Each line of the data below that contains "task" must be copied.

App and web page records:
+ + + + +
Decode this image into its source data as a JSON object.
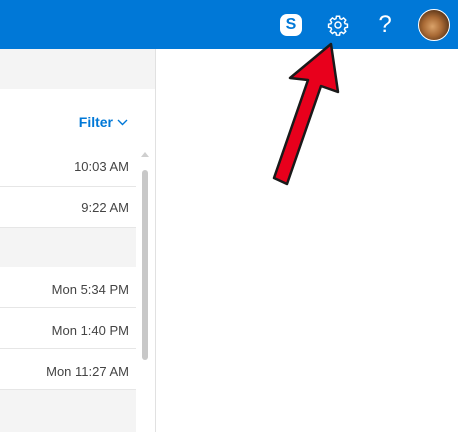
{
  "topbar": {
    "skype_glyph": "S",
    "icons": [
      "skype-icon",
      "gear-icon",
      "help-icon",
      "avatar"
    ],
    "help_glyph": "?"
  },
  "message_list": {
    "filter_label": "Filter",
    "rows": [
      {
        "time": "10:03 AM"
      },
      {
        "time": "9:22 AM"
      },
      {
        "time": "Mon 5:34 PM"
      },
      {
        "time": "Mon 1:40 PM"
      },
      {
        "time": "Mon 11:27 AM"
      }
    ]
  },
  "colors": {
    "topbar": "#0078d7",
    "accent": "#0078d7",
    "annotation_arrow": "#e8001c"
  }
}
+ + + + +
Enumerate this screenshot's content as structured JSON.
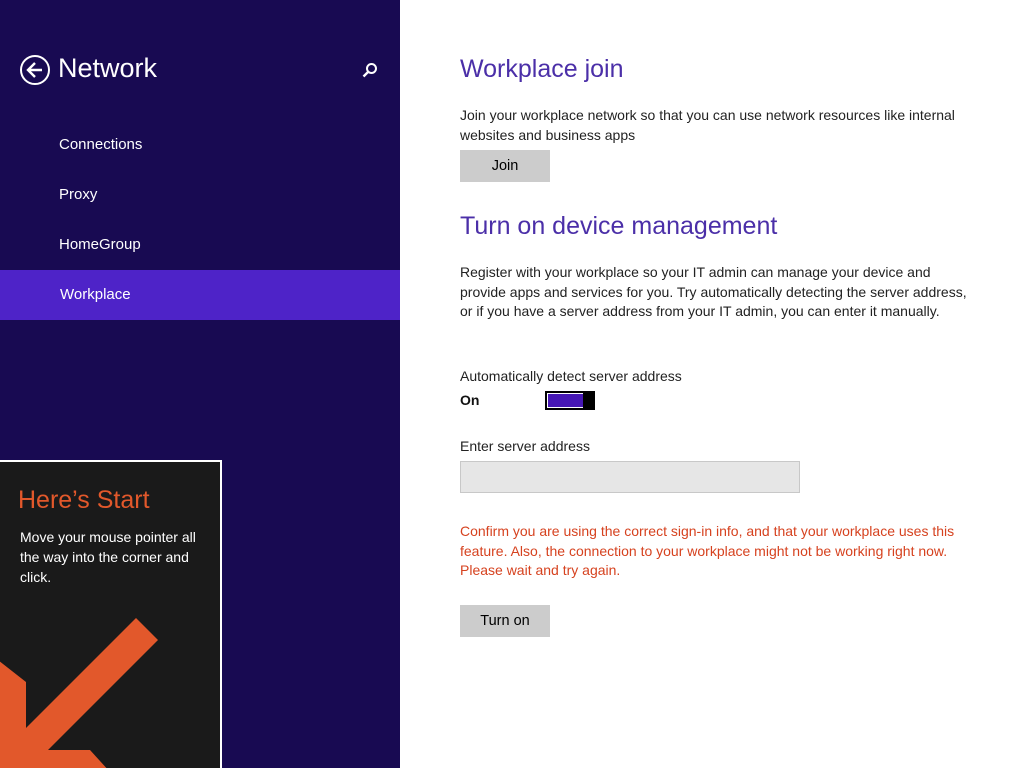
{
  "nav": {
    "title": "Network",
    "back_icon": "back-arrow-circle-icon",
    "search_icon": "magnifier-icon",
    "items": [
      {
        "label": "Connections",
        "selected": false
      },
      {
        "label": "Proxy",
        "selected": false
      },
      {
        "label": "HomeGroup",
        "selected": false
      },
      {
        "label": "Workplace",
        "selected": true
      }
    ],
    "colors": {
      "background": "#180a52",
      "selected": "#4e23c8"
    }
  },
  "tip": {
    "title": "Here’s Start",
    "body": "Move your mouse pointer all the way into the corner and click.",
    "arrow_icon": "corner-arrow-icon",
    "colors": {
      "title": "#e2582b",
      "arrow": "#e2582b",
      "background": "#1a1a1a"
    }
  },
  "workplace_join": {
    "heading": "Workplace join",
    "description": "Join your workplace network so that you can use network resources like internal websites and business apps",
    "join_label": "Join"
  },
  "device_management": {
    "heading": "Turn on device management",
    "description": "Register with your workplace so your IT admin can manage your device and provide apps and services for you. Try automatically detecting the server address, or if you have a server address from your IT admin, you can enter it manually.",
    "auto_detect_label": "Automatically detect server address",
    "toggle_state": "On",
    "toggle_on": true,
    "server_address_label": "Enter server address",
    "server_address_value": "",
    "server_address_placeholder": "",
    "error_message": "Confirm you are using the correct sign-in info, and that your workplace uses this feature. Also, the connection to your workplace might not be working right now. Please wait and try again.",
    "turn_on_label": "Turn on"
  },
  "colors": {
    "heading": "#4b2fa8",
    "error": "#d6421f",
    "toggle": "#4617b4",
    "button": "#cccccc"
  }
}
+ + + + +
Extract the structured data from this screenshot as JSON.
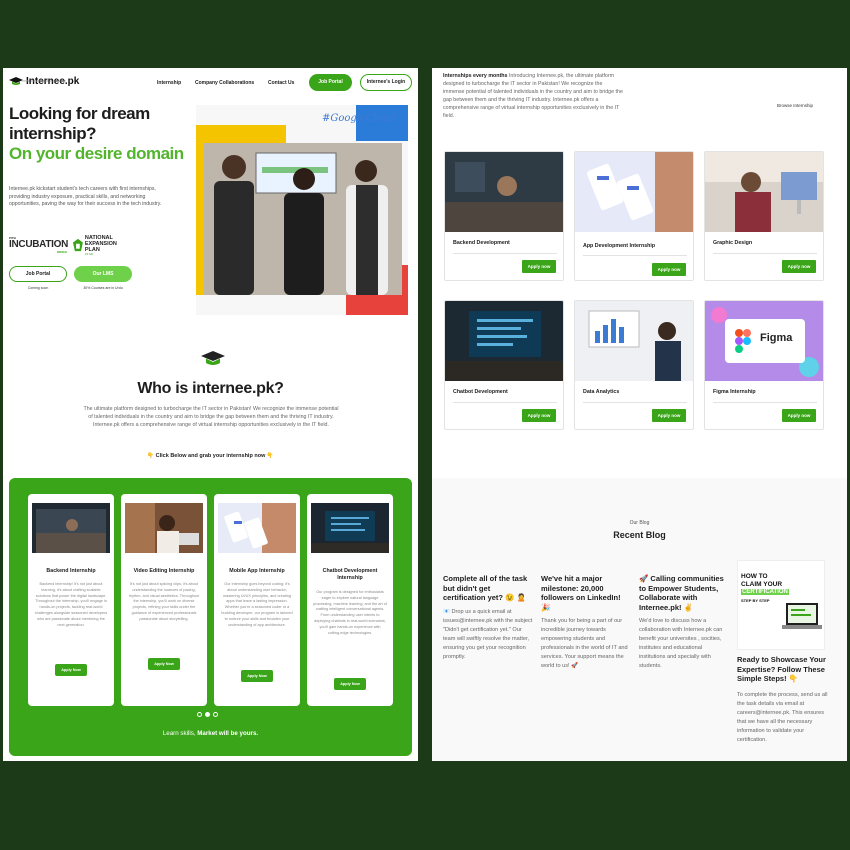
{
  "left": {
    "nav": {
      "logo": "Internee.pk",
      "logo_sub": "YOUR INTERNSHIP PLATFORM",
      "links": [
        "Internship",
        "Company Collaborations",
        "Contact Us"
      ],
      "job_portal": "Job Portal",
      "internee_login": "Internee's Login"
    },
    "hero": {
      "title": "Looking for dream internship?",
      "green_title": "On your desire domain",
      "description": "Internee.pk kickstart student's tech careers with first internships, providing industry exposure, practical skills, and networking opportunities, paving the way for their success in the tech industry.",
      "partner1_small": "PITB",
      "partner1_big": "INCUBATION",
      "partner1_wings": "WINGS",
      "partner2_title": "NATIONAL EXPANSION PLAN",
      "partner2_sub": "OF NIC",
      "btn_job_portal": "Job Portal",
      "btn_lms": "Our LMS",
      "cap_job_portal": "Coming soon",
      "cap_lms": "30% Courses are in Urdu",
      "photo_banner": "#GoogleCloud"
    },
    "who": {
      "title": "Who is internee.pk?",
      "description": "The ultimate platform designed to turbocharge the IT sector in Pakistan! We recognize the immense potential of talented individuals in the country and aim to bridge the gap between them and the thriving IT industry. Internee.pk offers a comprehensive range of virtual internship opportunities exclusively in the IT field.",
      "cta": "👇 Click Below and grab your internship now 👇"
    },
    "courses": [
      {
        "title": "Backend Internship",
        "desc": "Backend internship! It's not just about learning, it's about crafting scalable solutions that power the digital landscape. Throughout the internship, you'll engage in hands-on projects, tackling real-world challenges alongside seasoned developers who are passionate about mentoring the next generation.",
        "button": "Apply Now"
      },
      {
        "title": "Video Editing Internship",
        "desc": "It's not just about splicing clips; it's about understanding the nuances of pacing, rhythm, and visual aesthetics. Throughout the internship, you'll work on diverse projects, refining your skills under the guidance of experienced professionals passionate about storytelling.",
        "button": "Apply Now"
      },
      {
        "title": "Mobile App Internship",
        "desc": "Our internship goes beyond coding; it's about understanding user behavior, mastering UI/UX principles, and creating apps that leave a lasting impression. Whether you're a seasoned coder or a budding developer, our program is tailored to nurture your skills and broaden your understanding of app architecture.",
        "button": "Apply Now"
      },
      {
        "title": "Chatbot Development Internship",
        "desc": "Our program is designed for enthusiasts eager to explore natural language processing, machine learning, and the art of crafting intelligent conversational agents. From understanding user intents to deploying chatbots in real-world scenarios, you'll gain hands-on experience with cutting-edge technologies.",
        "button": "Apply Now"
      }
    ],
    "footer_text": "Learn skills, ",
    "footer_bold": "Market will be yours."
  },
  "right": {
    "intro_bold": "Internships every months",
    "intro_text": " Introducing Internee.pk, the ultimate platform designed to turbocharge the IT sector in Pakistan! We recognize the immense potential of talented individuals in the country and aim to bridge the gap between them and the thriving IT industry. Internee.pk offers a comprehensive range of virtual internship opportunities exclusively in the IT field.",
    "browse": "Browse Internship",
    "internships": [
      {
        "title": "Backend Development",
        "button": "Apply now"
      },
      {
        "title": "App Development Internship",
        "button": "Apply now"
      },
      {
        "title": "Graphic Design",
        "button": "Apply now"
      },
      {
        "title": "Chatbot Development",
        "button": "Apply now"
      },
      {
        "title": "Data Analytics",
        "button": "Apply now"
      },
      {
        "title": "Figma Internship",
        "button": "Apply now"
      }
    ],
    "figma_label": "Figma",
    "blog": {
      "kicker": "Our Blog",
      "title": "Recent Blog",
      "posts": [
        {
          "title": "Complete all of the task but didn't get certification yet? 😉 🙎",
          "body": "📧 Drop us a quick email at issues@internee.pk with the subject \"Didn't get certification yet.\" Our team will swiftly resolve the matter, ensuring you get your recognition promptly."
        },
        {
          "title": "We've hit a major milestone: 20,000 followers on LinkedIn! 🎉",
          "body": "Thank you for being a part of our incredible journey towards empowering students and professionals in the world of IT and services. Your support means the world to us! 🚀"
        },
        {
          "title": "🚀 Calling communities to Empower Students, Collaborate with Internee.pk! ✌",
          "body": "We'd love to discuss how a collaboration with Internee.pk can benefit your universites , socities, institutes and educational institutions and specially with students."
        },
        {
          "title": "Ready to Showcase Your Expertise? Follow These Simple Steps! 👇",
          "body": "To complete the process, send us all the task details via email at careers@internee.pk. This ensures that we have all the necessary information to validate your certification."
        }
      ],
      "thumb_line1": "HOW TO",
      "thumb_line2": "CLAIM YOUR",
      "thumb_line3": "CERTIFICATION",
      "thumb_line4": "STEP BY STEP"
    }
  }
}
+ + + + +
Solution below:
          "title": "Complete all of the task but didn't get certification yet? 😉 🙎",
          "body": "To complete the process, send us all the task details via email at careers@internee.pk. This ensures that we have all the necessary information to validate your certification."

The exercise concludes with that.